BENNINGTON - As lawmakers return to Montpelier for the second year of the legislative biennium, a coalition of advocates is hoping they will consider legislation aimed at enhancing Vermont's working landscape.
The Vermont Council on Rural Development is working with the Vermont Land Trust, Vermont Natural Resources Council and others to craft and promote the Working Lands Enterprise Investment Bill, said Executive Director Paul Costello. The bill aims to boost agriculture and small businesses while preserving Vermont's traditional rural economy.
The bill was crafted after detailed analysis of the state's priorities, Costello said.
"Vermonters identify with the landscape, with the sense of active, working lands. Vermonters don't want to see the state become a park land for the well-to-do. They believe that the character of the state is embedded in the rural economy of farm and forest and the success of those industries," Costello said.
"We lead in organics per capita. We're the national leader in the number of organic farms, farmers markets, direct sales to consumers and CSA development," he added. "It's not the whole of agriculture, by any means, but it gives us the right to say we're the national leader in this food systems movement right now, and we believe that we can raise that flag and reach out to attract a new generation of young people who are interested in coming to Vermont." The bill, as introduced in the Senate, would create the Vermont Working Lands Enterprise Fund that would provide grants to small start-up businesses. It would also ensure that businesses receive "wrap-around services," which would connect qualifying businesses with various state agencies to launch and grow.
"It's not just hippie, small businesses. It's also the next Ben and Jerry's, the next Cabot. How do we wrap services together to help businesses grow through the different challenges they have?" Costello said.
He and others believe an initial investment of $3 million from the state would launch the program. The long-term goal is for the state to invest $15 million annually in the program.
"This is obviously a big, comprehensive platform. It's going to be challenging. It also is going to cost money. It's not free," Costello said.
A new Vermont Working Lands Enterprise Board would also be created. The 13-member board would unify the agencies and groups that help agricultural businesses start and succeed, Costello said. Similarly, a new Office of Planning Coordination, and a state planning director, would be created.
A new working lands designation would allow municipalities to create working lands enterprise areas in their town plans. Costello said lands with that designation would be eligible for a reduction in the state capital gains tax. Farmers who sell equipment or cattle would benefit, he said. Landowners could also receive a reduction in the estate tax under that designation, he said.
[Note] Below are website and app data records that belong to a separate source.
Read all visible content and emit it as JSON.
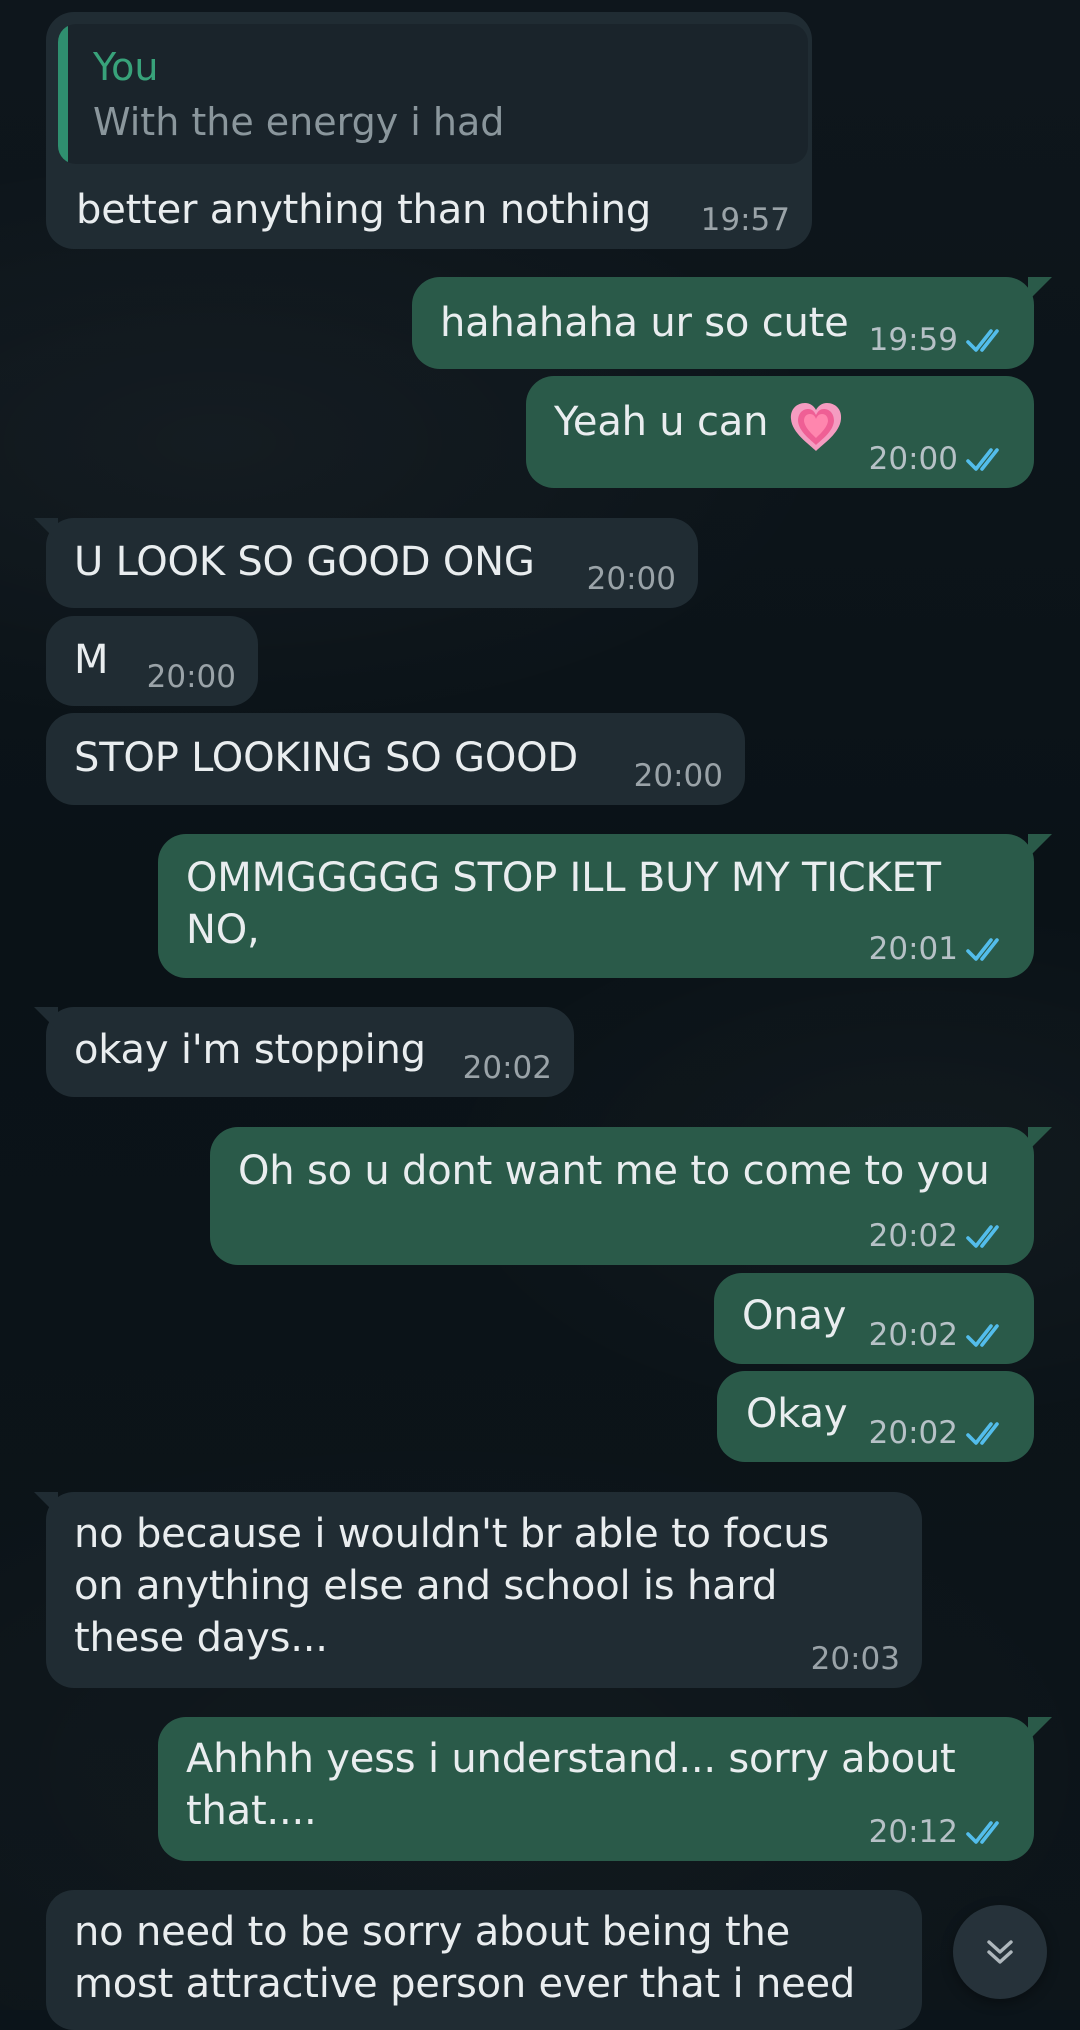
{
  "messages": [
    {
      "direction": "incoming",
      "reply": {
        "name": "You",
        "text": "With the energy i had"
      },
      "text": "better anything than nothing",
      "time": "19:57"
    },
    {
      "direction": "outgoing",
      "text": "hahahaha ur so cute",
      "time": "19:59",
      "status": "read"
    },
    {
      "direction": "outgoing",
      "text": "Yeah u can",
      "emoji": "growing-heart",
      "time": "20:00",
      "status": "read"
    },
    {
      "direction": "incoming",
      "text": "U LOOK SO GOOD ONG",
      "time": "20:00"
    },
    {
      "direction": "incoming",
      "text": "M",
      "time": "20:00"
    },
    {
      "direction": "incoming",
      "text": "STOP LOOKING SO GOOD",
      "time": "20:00"
    },
    {
      "direction": "outgoing",
      "text": "OMMGGGGG STOP ILL BUY MY TICKET\nNO,",
      "time": "20:01",
      "status": "read"
    },
    {
      "direction": "incoming",
      "text": "okay i'm stopping",
      "time": "20:02"
    },
    {
      "direction": "outgoing",
      "text": "Oh so u dont want me to come to you",
      "time": "20:02",
      "status": "read"
    },
    {
      "direction": "outgoing",
      "text": "Onay",
      "time": "20:02",
      "status": "read"
    },
    {
      "direction": "outgoing",
      "text": "Okay",
      "time": "20:02",
      "status": "read"
    },
    {
      "direction": "incoming",
      "text": "no because i wouldn't br able to focus\non anything else and school is hard\nthese days...",
      "time": "20:03"
    },
    {
      "direction": "outgoing",
      "text": "Ahhhh yess i understand... sorry about\nthat....",
      "time": "20:12",
      "status": "read"
    },
    {
      "direction": "incoming",
      "text": "no need to be sorry about being the\nmost attractive person ever that i need"
    }
  ],
  "ui": {
    "scroll_button_icon": "double-chevron-down-icon",
    "read_receipt_icon": "double-check-icon",
    "colors": {
      "incoming_bubble": "#202c33",
      "outgoing_bubble": "#2a5a49",
      "timestamp": "#b6c1c6",
      "read_ticks": "#53bdeb",
      "reply_name": "#38a27a"
    }
  }
}
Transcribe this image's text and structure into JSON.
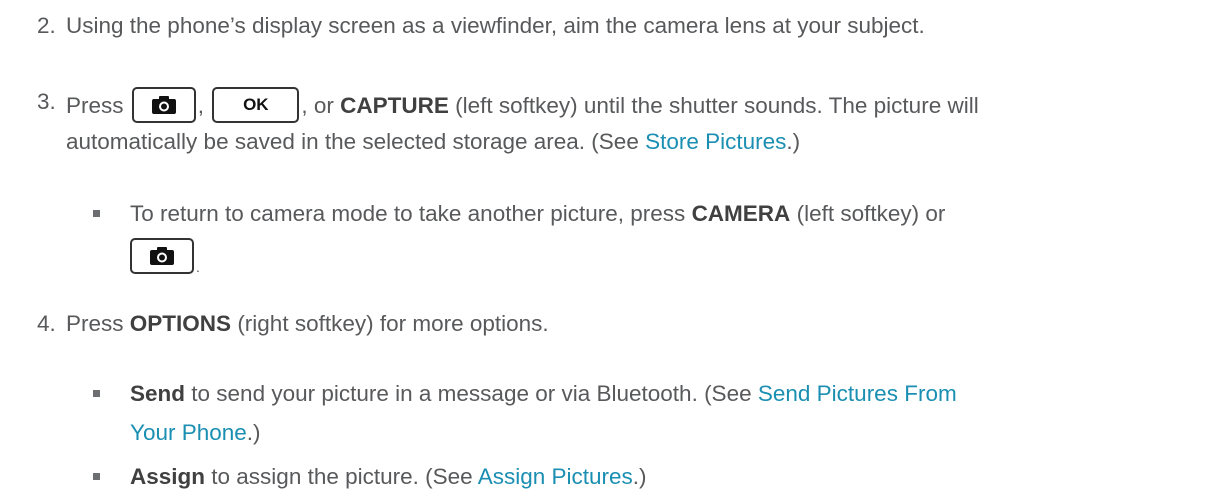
{
  "steps": {
    "step2": {
      "num": "2.",
      "text": "Using the phone’s display screen as a viewfinder, aim the camera lens at your subject."
    },
    "step3": {
      "num": "3.",
      "press": "Press",
      "sep1": ",",
      "ok_key_label": "OK",
      "sep2": ", or",
      "capture_bold": "CAPTURE",
      "after_capture": "(left softkey) until the shutter sounds. The picture will",
      "line2_text": "automatically be saved in the selected storage area. (See",
      "line2_link": "Store Pictures",
      "line2_end": ".)",
      "bullet": {
        "pre": "To return to camera mode to take another picture, press",
        "bold": "CAMERA",
        "post": "(left softkey) or",
        "end": "."
      }
    },
    "step4": {
      "num": "4.",
      "press": "Press",
      "options_bold": "OPTIONS",
      "rest": "(right softkey) for more options.",
      "bullet_send": {
        "bold": "Send",
        "text": "to send your picture in a message or via Bluetooth. (See",
        "link_part1": "Send Pictures From",
        "link_part2": "Your Phone",
        "end": ".)"
      },
      "bullet_assign": {
        "bold": "Assign",
        "text": "to assign the picture. (See",
        "link": "Assign Pictures",
        "end": ".)"
      }
    }
  },
  "icons": {
    "camera_key": "camera-icon"
  },
  "colors": {
    "text": "#58595b",
    "bold": "#404040",
    "link": "#1b8fb2",
    "bullet": "#6d6e71"
  }
}
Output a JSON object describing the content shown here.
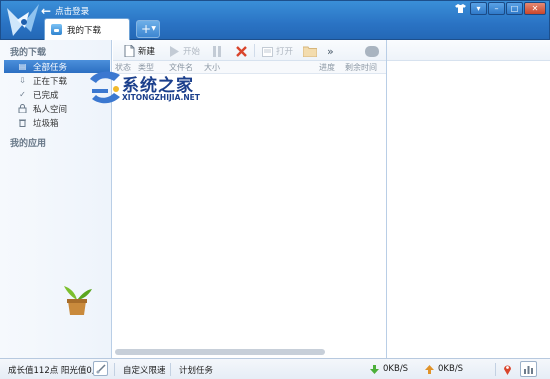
{
  "titlebar": {
    "login_label": "点击登录",
    "controls": [
      "shirt-icon",
      "menu-icon",
      "minimize-icon",
      "maximize-icon",
      "close-icon"
    ]
  },
  "tabs": [
    {
      "label": "我的下载",
      "active": true
    }
  ],
  "add_tab_label": "+",
  "sidebar": {
    "section_downloads": "我的下载",
    "items": [
      {
        "label": "全部任务",
        "icon": "list-icon",
        "active": true
      },
      {
        "label": "正在下载",
        "icon": "download-arrow-icon",
        "active": false
      },
      {
        "label": "已完成",
        "icon": "check-icon",
        "active": false
      },
      {
        "label": "私人空间",
        "icon": "lock-icon",
        "active": false
      },
      {
        "label": "垃圾箱",
        "icon": "trash-icon",
        "active": false
      }
    ],
    "section_apps": "我的应用"
  },
  "toolbar": {
    "new_label": "新建",
    "start_label": "开始",
    "open_label": "打开",
    "more_label": "»"
  },
  "columns": [
    "状态",
    "类型",
    "文件名",
    "大小",
    "进度",
    "剩余时间"
  ],
  "watermark": {
    "title": "系统之家",
    "url": "XITONGZHIJIA.NET"
  },
  "status": {
    "growth": "成长值112点 阳光值0点",
    "custom_speed": "自定义限速",
    "schedule": "计划任务",
    "download_speed": "0KB/S",
    "upload_speed": "0KB/S"
  },
  "colors": {
    "title_bar": "#2a73c4",
    "active_item": "#2c6fc2",
    "download_arrow": "#4caf3a",
    "upload_arrow": "#e0932a",
    "delete": "#d9452c"
  }
}
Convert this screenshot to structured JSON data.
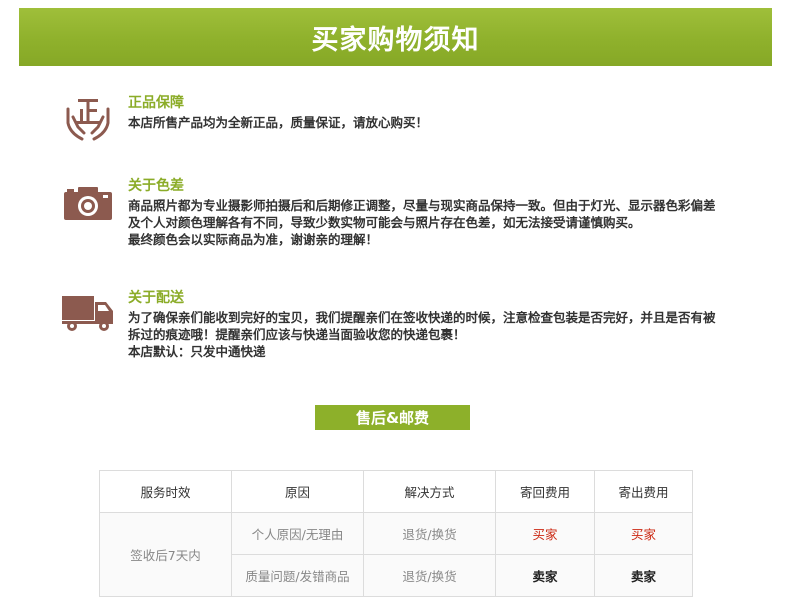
{
  "banner": {
    "title": "买家购物须知"
  },
  "sections": [
    {
      "title": "正品保障",
      "icon": "hands-zheng-icon",
      "lines": [
        "本店所售产品均为全新正品，质量保证，请放心购买！"
      ]
    },
    {
      "title": "关于色差",
      "icon": "camera-icon",
      "lines": [
        "商品照片都为专业摄影师拍摄后和后期修正调整，尽量与现实商品保持一致。但由于灯光、显示器色彩偏差",
        "及个人对颜色理解各有不同，导致少数实物可能会与照片存在色差，如无法接受请谨慎购买。",
        "最终颜色会以实际商品为准，谢谢亲的理解！"
      ]
    },
    {
      "title": "关于配送",
      "icon": "truck-icon",
      "lines": [
        "为了确保亲们能收到完好的宝贝，我们提醒亲们在签收快递的时候，注意检查包装是否完好，并且是否有被",
        "拆过的痕迹哦！提醒亲们应该与快递当面验收您的快递包裹！",
        "本店默认：只发中通快递"
      ]
    }
  ],
  "after_sale": {
    "title": "售后&邮费",
    "headers": [
      "服务时效",
      "原因",
      "解决方式",
      "寄回费用",
      "寄出费用"
    ],
    "period": "签收后7天内",
    "rows": [
      {
        "reason": "个人原因/无理由",
        "solution": "退货/换货",
        "return_fee": "买家",
        "send_fee": "买家"
      },
      {
        "reason": "质量问题/发错商品",
        "solution": "退货/换货",
        "return_fee": "卖家",
        "send_fee": "卖家"
      }
    ]
  },
  "colors": {
    "accent": "#8db02a",
    "icon": "#8c5a4f",
    "fee_red": "#cc2a14"
  }
}
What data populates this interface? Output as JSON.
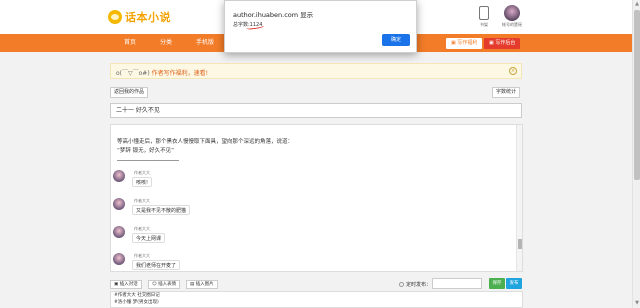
{
  "header": {
    "logo_text": "话本小说",
    "phone_label": "书架",
    "user_label": "帐号的楚瑶"
  },
  "nav": {
    "items": [
      "首页",
      "分类",
      "手机版"
    ],
    "welfare_button": "写作福利",
    "backend_button": "写作后台"
  },
  "notice": {
    "emoticon": "o(￣▽￣o#)",
    "text": "作者写作福利，速看!"
  },
  "toolbar_top": {
    "back_button": "返回我的作品",
    "stats_button": "字数统计"
  },
  "editor": {
    "chapter_title": "二十一 好久不见",
    "paragraph_1": "等高小懂走后，那个黑衣人慢慢取下面具，望向那个深远的角落，说道：",
    "paragraph_2": "“梦辞 锻无，好久不见”",
    "chat": [
      {
        "name": "作者大大",
        "text": "咳咳!"
      },
      {
        "name": "作者大大",
        "text": "又是我不见不散的肥猫"
      },
      {
        "name": "作者大大",
        "text": "今天上网课"
      },
      {
        "name": "作者大大",
        "text": "我们老师在开麦了"
      }
    ]
  },
  "toolbar_bottom": {
    "insert_dialog": "插入对话",
    "insert_emoji": "插入表情",
    "insert_image": "插入图片",
    "schedule_label": "定时发布：",
    "save_button": "保存",
    "publish_button": "发布"
  },
  "tags": {
    "line_1": "#作者大大 社交圈日记",
    "line_2": "#洛小懂 梦(男女出现)"
  },
  "dialog": {
    "title": "author.ihuaben.com 显示",
    "message": "总字数:1124",
    "ok_button": "确定"
  }
}
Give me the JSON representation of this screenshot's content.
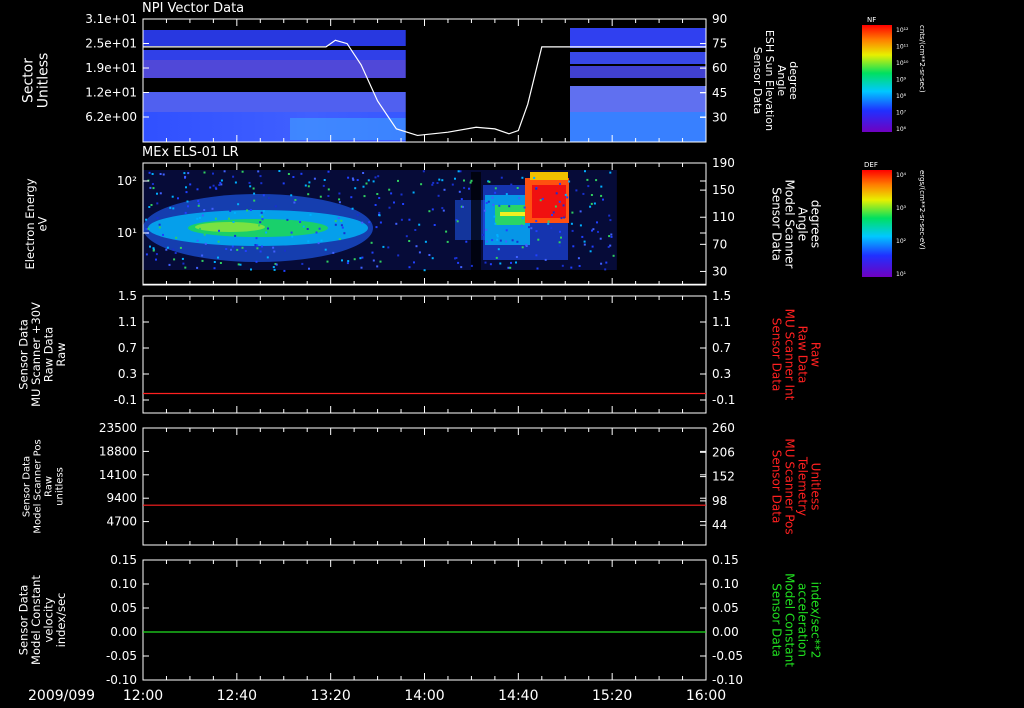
{
  "date_label": "2009/099",
  "x_axis": {
    "tick_labels": [
      "12:00",
      "12:40",
      "13:20",
      "14:00",
      "14:40",
      "15:20",
      "16:00"
    ],
    "range": [
      "12:00",
      "16:00"
    ]
  },
  "colorbars": [
    {
      "tag": "NF",
      "unit": "cnts/(cm**2-sr-sec)",
      "tick_labels": [
        "10¹²",
        "10¹¹",
        "10¹⁰",
        "10⁹",
        "10⁸",
        "10⁷",
        "10⁶"
      ]
    },
    {
      "tag": "DEF",
      "unit": "ergs/(cm**2-sr-sec-eV)",
      "tick_labels": [
        "10⁴",
        "10³",
        "10²",
        "10¹"
      ]
    }
  ],
  "colors": {
    "background": "#000000",
    "axis": "#ffffff",
    "red_trace": "#ff2020",
    "green_trace": "#20e020",
    "red_label": "#ff2020",
    "green_label": "#20e020"
  },
  "chart_data": [
    {
      "type": "heatmap",
      "title": "NPI Vector Data",
      "ylabel": [
        "Sector",
        "Unitless"
      ],
      "y_tick_labels": [
        "3.1e+01",
        "2.5e+01",
        "1.9e+01",
        "1.2e+01",
        "6.2e+00"
      ],
      "right_ylabel": [
        "Sensor Data",
        "ESH Sun Elevation",
        "Angle",
        "degree"
      ],
      "right_tick_labels": [
        "90",
        "75",
        "60",
        "45",
        "30"
      ],
      "right_ylim": [
        15,
        90
      ],
      "data_gap": [
        "13:52",
        "14:37"
      ],
      "overlay_line": {
        "name": "ESH Sun Elevation Angle",
        "x": [
          "12:00",
          "13:18",
          "13:22",
          "13:27",
          "13:33",
          "13:40",
          "13:48",
          "13:57",
          "14:10",
          "14:22",
          "14:30",
          "14:36",
          "14:40",
          "14:44",
          "14:50",
          "16:00"
        ],
        "y": [
          73,
          73,
          77,
          75,
          62,
          40,
          23,
          19,
          21,
          24,
          23,
          20,
          22,
          38,
          73,
          73
        ]
      }
    },
    {
      "type": "heatmap",
      "title": "MEx ELS-01 LR",
      "ylabel": [
        "Electron Energy",
        "eV"
      ],
      "y_tick_labels": [
        "10²",
        "10¹"
      ],
      "y_scale": "log",
      "right_ylabel": [
        "Sensor Data",
        "Model Scanner",
        "Angle",
        "degrees"
      ],
      "right_tick_labels": [
        "190",
        "150",
        "110",
        "70",
        "30"
      ],
      "right_ylim": [
        10,
        190
      ],
      "data_gap": [
        "15:22",
        "16:00"
      ],
      "overlay_line": {
        "name": "Model Scanner Angle",
        "x": [
          "12:00",
          "16:00"
        ],
        "y": [
          11,
          11
        ]
      }
    },
    {
      "type": "line",
      "ylabel": [
        "Sensor Data",
        "MU Scanner +30V",
        "Raw Data",
        "Raw"
      ],
      "y_tick_labels": [
        "1.5",
        "1.1",
        "0.7",
        "0.3",
        "-0.1"
      ],
      "ylim": [
        -0.3,
        1.5
      ],
      "right_ylabel": [
        "Sensor Data",
        "MU Scanner Int",
        "Raw Data",
        "Raw"
      ],
      "right_tick_labels": [
        "1.5",
        "1.1",
        "0.7",
        "0.3",
        "-0.1"
      ],
      "right_ylim": [
        -0.3,
        1.5
      ],
      "series": [
        {
          "name": "MU Scanner Int Raw Data",
          "x": [
            "12:00",
            "16:00"
          ],
          "y": [
            0.0,
            0.0
          ]
        }
      ]
    },
    {
      "type": "line",
      "ylabel": [
        "Sensor Data",
        "Model Scanner Pos",
        "Raw",
        "unitless"
      ],
      "y_tick_labels": [
        "23500",
        "18800",
        "14100",
        "9400",
        "4700"
      ],
      "ylim": [
        0,
        23500
      ],
      "right_ylabel": [
        "Sensor Data",
        "MU Scanner Pos",
        "Telemetry",
        "Unitless"
      ],
      "right_tick_labels": [
        "260",
        "206",
        "152",
        "98",
        "44"
      ],
      "right_ylim": [
        0,
        260
      ],
      "series": [
        {
          "name": "MU Scanner Pos Telemetry",
          "x": [
            "12:00",
            "16:00"
          ],
          "y": [
            8000,
            8000
          ]
        }
      ]
    },
    {
      "type": "line",
      "ylabel": [
        "Sensor Data",
        "Model Constant",
        "velocity",
        "index/sec"
      ],
      "y_tick_labels": [
        "0.15",
        "0.10",
        "0.05",
        "0.00",
        "-0.05",
        "-0.10"
      ],
      "ylim": [
        -0.1,
        0.15
      ],
      "right_ylabel": [
        "Sensor Data",
        "Model Constant",
        "acceleration",
        "index/sec**2"
      ],
      "right_tick_labels": [
        "0.15",
        "0.10",
        "0.05",
        "0.00",
        "-0.05",
        "-0.10"
      ],
      "right_ylim": [
        -0.1,
        0.15
      ],
      "series": [
        {
          "name": "Model Constant acceleration",
          "x": [
            "12:00",
            "16:00"
          ],
          "y": [
            0.0,
            0.0
          ]
        }
      ]
    }
  ]
}
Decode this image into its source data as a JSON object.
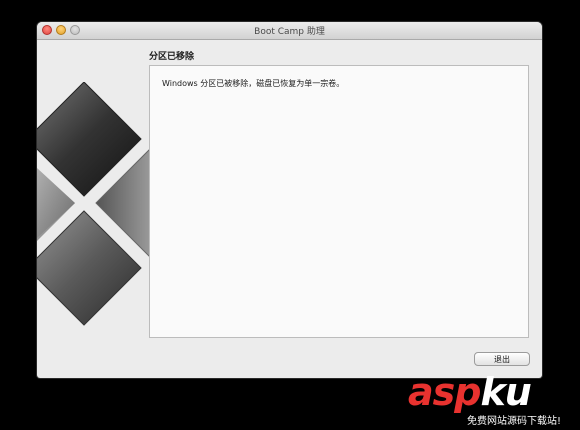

The new efforts to boost the working landscape will be the focus of a major marketing campaign that is also included in the legislation. Costello said the campaign will focus on agriculture and forest-product businesses already in Vermont and seek new entrepreneurs to the state.
"It's neither left nor right, from our point of view. It's just good economics. So, we're looking at building a campaign," he said.
So far, lawmakers and members of the Shumlin administration have been positive about the bill, said Amy Shollenberger, a registered lobbyist and consultant working on promoting the bill.
"The initial reaction is generally positive. We've started talking to a few people, both in the administration and legislators. The first reaction is, 'It's about time we do something like this. It's really necessary,'" she said. "When you get to the money conversation, you get the general reaction any time you're talking about money. We know that's a big ask, but it's an important component because the whole point of it is if the state's not investing in this, the result is going to be that our landscape is going to change."
By NEAL P.GOSWAMI, Staff Writer. Contact Neal P. Goswami at firstname.lastname@example.org Follow on Twitter: @nealgoswami